Were the author of Shakespeare’s works to be identified as an actual historical personage, like Edward de Vere, Earl of Oxford (1550-1604), this orthodoxy would collapse. Literary speculation would have to be replaced by the drudgery of biographical research and dissection. The intentions of the author might be reasonably discerned, rather than, as now, conveniently occulted.
The latest attack by Stratfordian scholars on Edward de Vere’s probable authorship of the canon takes theA0tack that he was too bad, or too busy, to have written Shakespeare’s works. Put another way, a real man in history simply could not have done it. Now, that’s biography!
Jonathan F. Keiler

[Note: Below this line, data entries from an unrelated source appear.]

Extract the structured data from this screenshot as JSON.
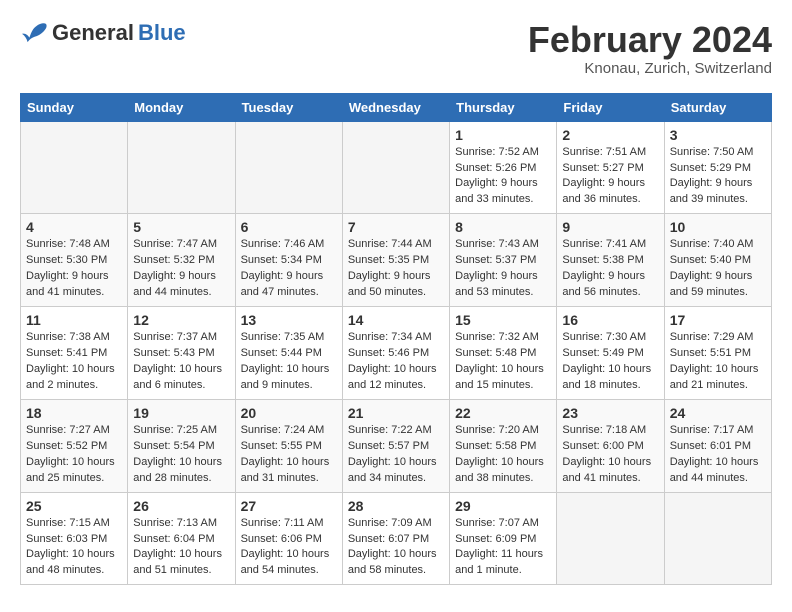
{
  "header": {
    "logo_general": "General",
    "logo_blue": "Blue",
    "month_title": "February 2024",
    "location": "Knonau, Zurich, Switzerland"
  },
  "days_of_week": [
    "Sunday",
    "Monday",
    "Tuesday",
    "Wednesday",
    "Thursday",
    "Friday",
    "Saturday"
  ],
  "weeks": [
    [
      {
        "day": "",
        "info": ""
      },
      {
        "day": "",
        "info": ""
      },
      {
        "day": "",
        "info": ""
      },
      {
        "day": "",
        "info": ""
      },
      {
        "day": "1",
        "info": "Sunrise: 7:52 AM\nSunset: 5:26 PM\nDaylight: 9 hours\nand 33 minutes."
      },
      {
        "day": "2",
        "info": "Sunrise: 7:51 AM\nSunset: 5:27 PM\nDaylight: 9 hours\nand 36 minutes."
      },
      {
        "day": "3",
        "info": "Sunrise: 7:50 AM\nSunset: 5:29 PM\nDaylight: 9 hours\nand 39 minutes."
      }
    ],
    [
      {
        "day": "4",
        "info": "Sunrise: 7:48 AM\nSunset: 5:30 PM\nDaylight: 9 hours\nand 41 minutes."
      },
      {
        "day": "5",
        "info": "Sunrise: 7:47 AM\nSunset: 5:32 PM\nDaylight: 9 hours\nand 44 minutes."
      },
      {
        "day": "6",
        "info": "Sunrise: 7:46 AM\nSunset: 5:34 PM\nDaylight: 9 hours\nand 47 minutes."
      },
      {
        "day": "7",
        "info": "Sunrise: 7:44 AM\nSunset: 5:35 PM\nDaylight: 9 hours\nand 50 minutes."
      },
      {
        "day": "8",
        "info": "Sunrise: 7:43 AM\nSunset: 5:37 PM\nDaylight: 9 hours\nand 53 minutes."
      },
      {
        "day": "9",
        "info": "Sunrise: 7:41 AM\nSunset: 5:38 PM\nDaylight: 9 hours\nand 56 minutes."
      },
      {
        "day": "10",
        "info": "Sunrise: 7:40 AM\nSunset: 5:40 PM\nDaylight: 9 hours\nand 59 minutes."
      }
    ],
    [
      {
        "day": "11",
        "info": "Sunrise: 7:38 AM\nSunset: 5:41 PM\nDaylight: 10 hours\nand 2 minutes."
      },
      {
        "day": "12",
        "info": "Sunrise: 7:37 AM\nSunset: 5:43 PM\nDaylight: 10 hours\nand 6 minutes."
      },
      {
        "day": "13",
        "info": "Sunrise: 7:35 AM\nSunset: 5:44 PM\nDaylight: 10 hours\nand 9 minutes."
      },
      {
        "day": "14",
        "info": "Sunrise: 7:34 AM\nSunset: 5:46 PM\nDaylight: 10 hours\nand 12 minutes."
      },
      {
        "day": "15",
        "info": "Sunrise: 7:32 AM\nSunset: 5:48 PM\nDaylight: 10 hours\nand 15 minutes."
      },
      {
        "day": "16",
        "info": "Sunrise: 7:30 AM\nSunset: 5:49 PM\nDaylight: 10 hours\nand 18 minutes."
      },
      {
        "day": "17",
        "info": "Sunrise: 7:29 AM\nSunset: 5:51 PM\nDaylight: 10 hours\nand 21 minutes."
      }
    ],
    [
      {
        "day": "18",
        "info": "Sunrise: 7:27 AM\nSunset: 5:52 PM\nDaylight: 10 hours\nand 25 minutes."
      },
      {
        "day": "19",
        "info": "Sunrise: 7:25 AM\nSunset: 5:54 PM\nDaylight: 10 hours\nand 28 minutes."
      },
      {
        "day": "20",
        "info": "Sunrise: 7:24 AM\nSunset: 5:55 PM\nDaylight: 10 hours\nand 31 minutes."
      },
      {
        "day": "21",
        "info": "Sunrise: 7:22 AM\nSunset: 5:57 PM\nDaylight: 10 hours\nand 34 minutes."
      },
      {
        "day": "22",
        "info": "Sunrise: 7:20 AM\nSunset: 5:58 PM\nDaylight: 10 hours\nand 38 minutes."
      },
      {
        "day": "23",
        "info": "Sunrise: 7:18 AM\nSunset: 6:00 PM\nDaylight: 10 hours\nand 41 minutes."
      },
      {
        "day": "24",
        "info": "Sunrise: 7:17 AM\nSunset: 6:01 PM\nDaylight: 10 hours\nand 44 minutes."
      }
    ],
    [
      {
        "day": "25",
        "info": "Sunrise: 7:15 AM\nSunset: 6:03 PM\nDaylight: 10 hours\nand 48 minutes."
      },
      {
        "day": "26",
        "info": "Sunrise: 7:13 AM\nSunset: 6:04 PM\nDaylight: 10 hours\nand 51 minutes."
      },
      {
        "day": "27",
        "info": "Sunrise: 7:11 AM\nSunset: 6:06 PM\nDaylight: 10 hours\nand 54 minutes."
      },
      {
        "day": "28",
        "info": "Sunrise: 7:09 AM\nSunset: 6:07 PM\nDaylight: 10 hours\nand 58 minutes."
      },
      {
        "day": "29",
        "info": "Sunrise: 7:07 AM\nSunset: 6:09 PM\nDaylight: 11 hours\nand 1 minute."
      },
      {
        "day": "",
        "info": ""
      },
      {
        "day": "",
        "info": ""
      }
    ]
  ]
}
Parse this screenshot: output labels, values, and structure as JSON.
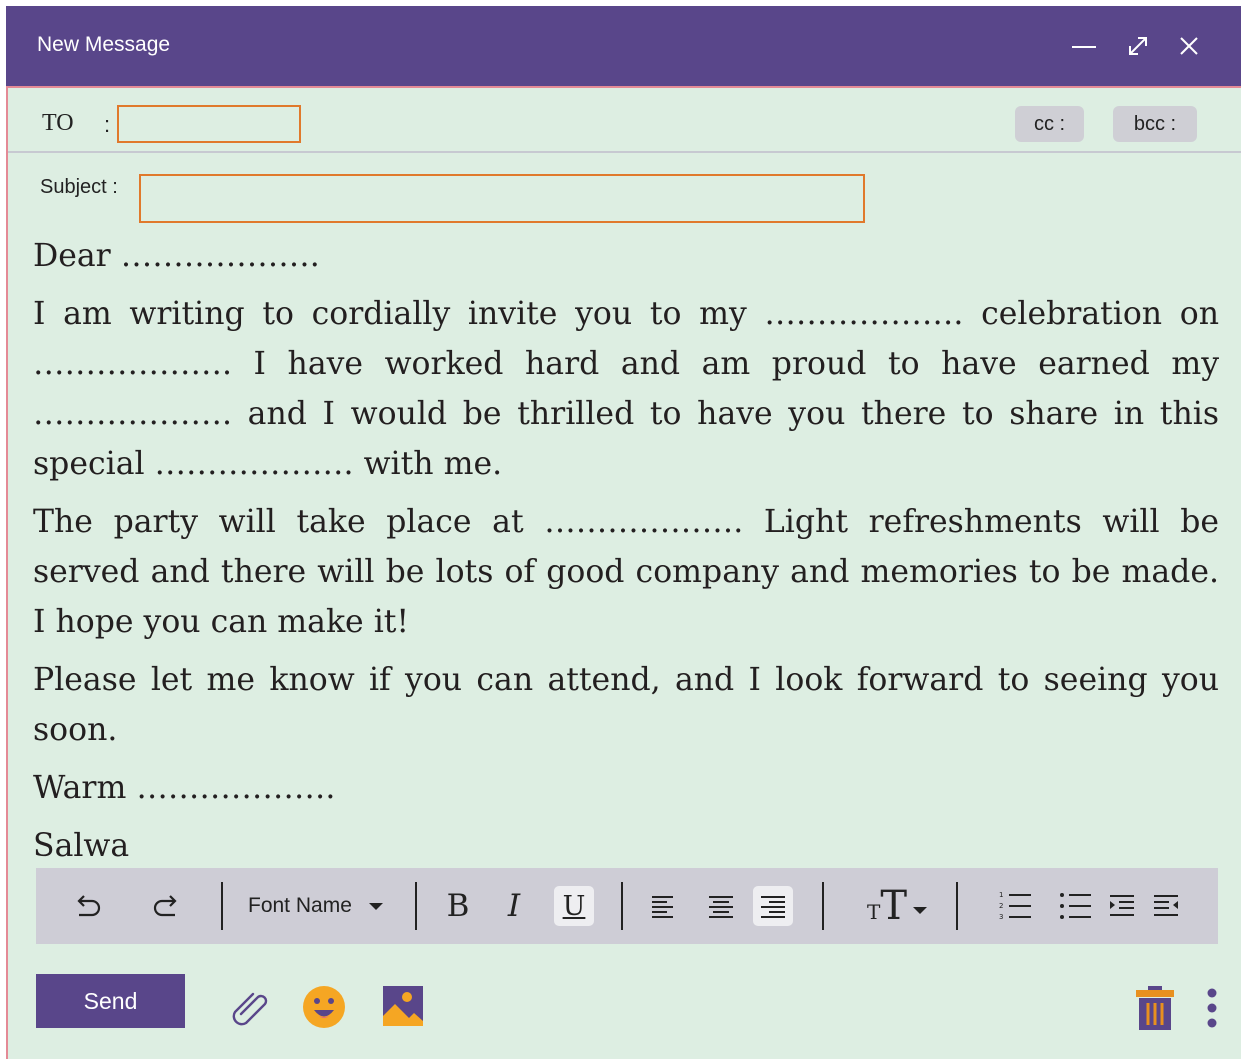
{
  "window": {
    "title": "New Message",
    "controls": [
      "minimize-icon",
      "expand-icon",
      "close-icon"
    ]
  },
  "header": {
    "to_label": "TO",
    "to_colon": ":",
    "to_value": "",
    "cc_label": "cc :",
    "bcc_label": "bcc :",
    "subject_label": "Subject :",
    "subject_value": ""
  },
  "message": {
    "paragraphs": [
      "Dear ……………….",
      "I am writing to cordially invite you to my ………………. celebration on ………………. I have worked hard and am proud to have earned my ………………. and I would be thrilled to have you there to share in this special ………………. with me.",
      "The party will take place at ………………. Light refreshments will be served and there will be lots of good company and memories to be made. I hope you can make it!",
      "Please let me know if you can attend, and I look forward to seeing you soon.",
      "Warm ……………….",
      "Salwa"
    ]
  },
  "toolbar": {
    "font_name": "Font Name",
    "bold": "B",
    "italic": "I",
    "underline": "U",
    "text_size_small": "T",
    "text_size_large": "T",
    "tools": [
      "undo-icon",
      "redo-icon",
      "align-left-icon",
      "align-center-icon",
      "align-right-icon",
      "numbered-list-icon",
      "bullet-list-icon",
      "indent-icon",
      "outdent-icon"
    ]
  },
  "footer": {
    "send_label": "Send",
    "icons": [
      "attach-icon",
      "emoji-icon",
      "image-icon",
      "trash-icon",
      "more-vertical-icon"
    ]
  },
  "colors": {
    "accent": "#59468a",
    "background": "#ddeee2",
    "input_border": "#e0792c",
    "toolbar": "#cecdd6",
    "emoji": "#f5a623",
    "trash": "#e8901f"
  }
}
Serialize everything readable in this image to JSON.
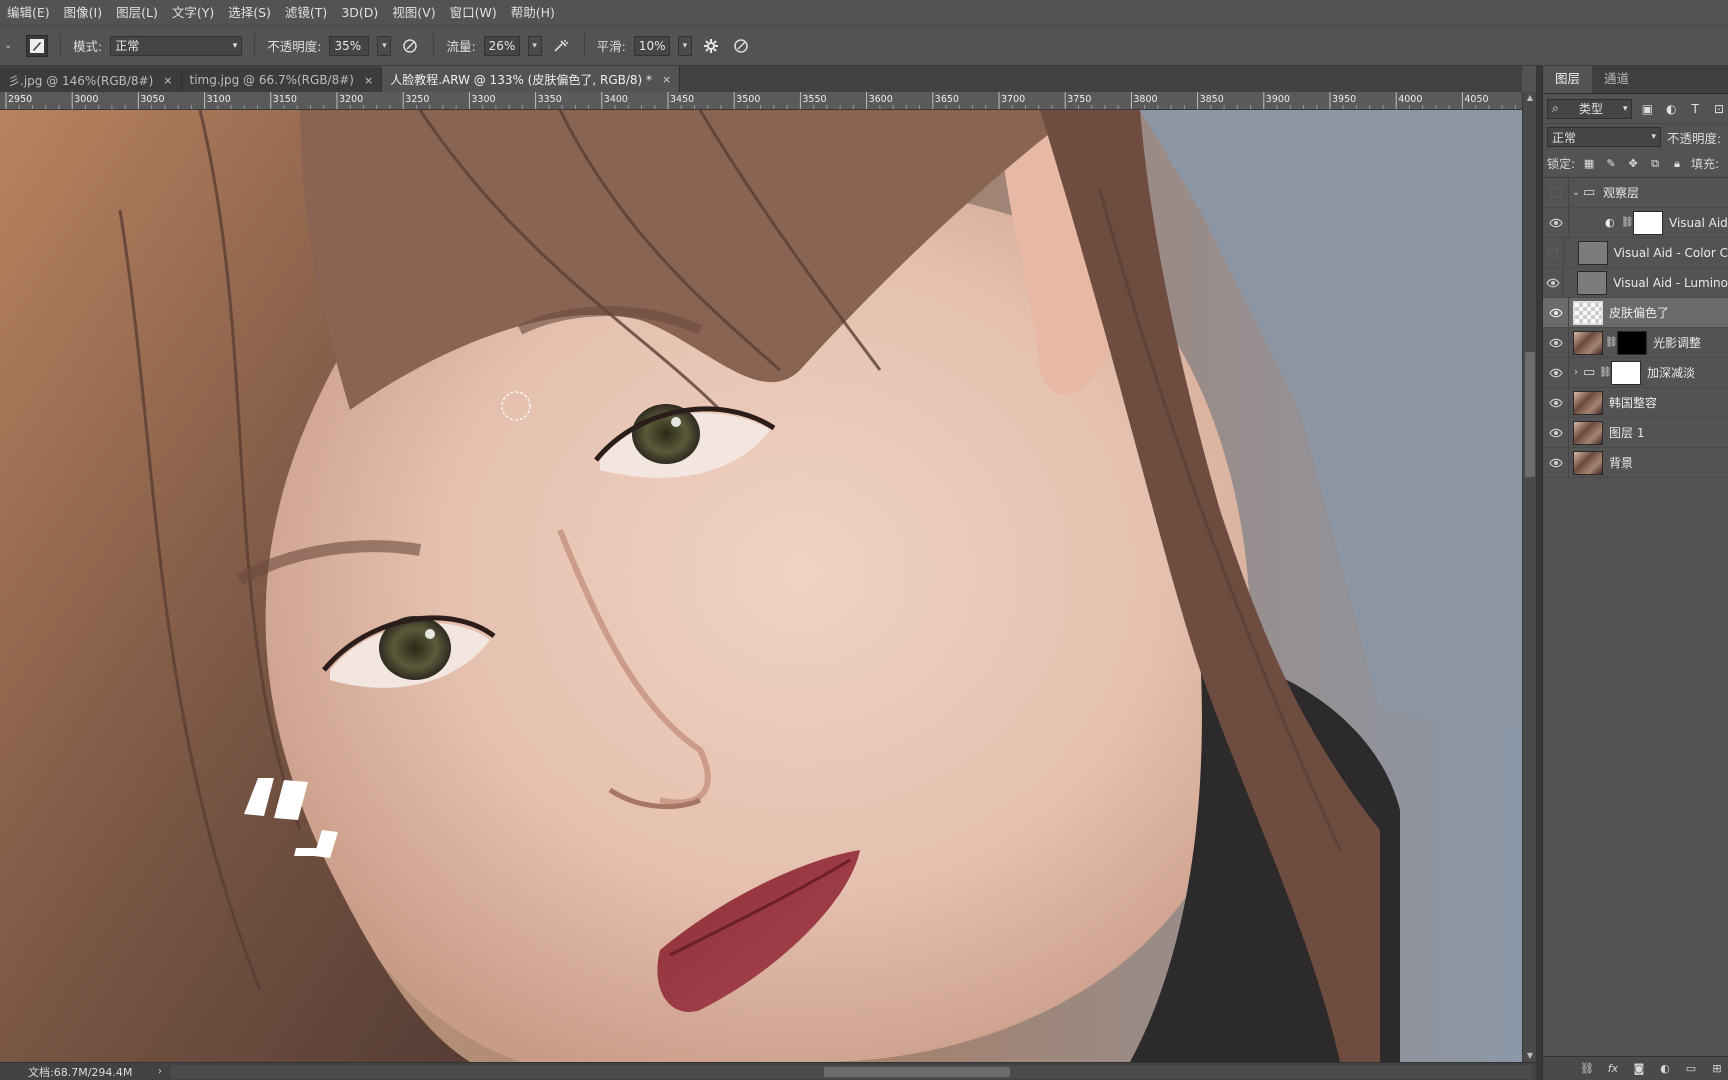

John Gross writes:
I must admit that Jonathan F. Keiler is in good company. Some illustrious figures—Mark Twain and Sigmund Freud, for instance—are among those who have persuaded themselves that the works of Shakespeare must have been written by somebody else.
But I am afraid that Mr. Keiler is also, rather more obviously, in not such good company. The so-called “authorship controversy” is a beacon for cranks. It has generated an enormous amount of haywire theorizing and ingenious pseudo-scholarship.
Over the years, there have been many contenders for the role of “real” author. Francis Bacon, who once stood in proud isolation, has been all but elbowed aside by subsequent claimants, including Christopher Marlowe, the Earl of Oxford (Freud’s candidate as well as Mr. Keiler’s), sundry other Elizabethan noblemen, and Queen Elizabeth I herself. I can only suggest that Mr. Keiler read up and ponder the history of the entire controversy. The relevant chapters in Samuel Schoenbaum’s The Lives of Shakespeare would make a good (and entertaining) place to start.
One curious feature of the campaign to dethrone “the man from Stratford” is the extent to which it has been an American enterprise. Not entirely, of course. The first seeds of the Baconian theory were planted in 18th-century England. There have also been German anti-Stratfordians, who have tended to champion the claims of the Earl of Rutland, and French ones, who have shown a corresponding weakness for the Earl of Derby.
But from Delia Bacon in the mid-19th century onward (no prizes for guessing whose claims she favored), Americans have undoubtedly predominated. Even Henry James was an anti-Stratfordian, without quite being pro anyone else, while the first bold soul to argue that “Shakespeare” was actually the pen name of King James I was none other than Malcolm X.
This is all rather odd. One would have thought that the idea that the plays were written by the Man from Stratford—the Man from Main Street, so to speak—would have been much more congenial to the American democratic spirit than the notion that they were the work of some crowned head or blueblood. But there it is; and if Mr. Keiler’s views don’t win universal acceptance, he can at least console himself with the thought that he is part of a venerable American tradition.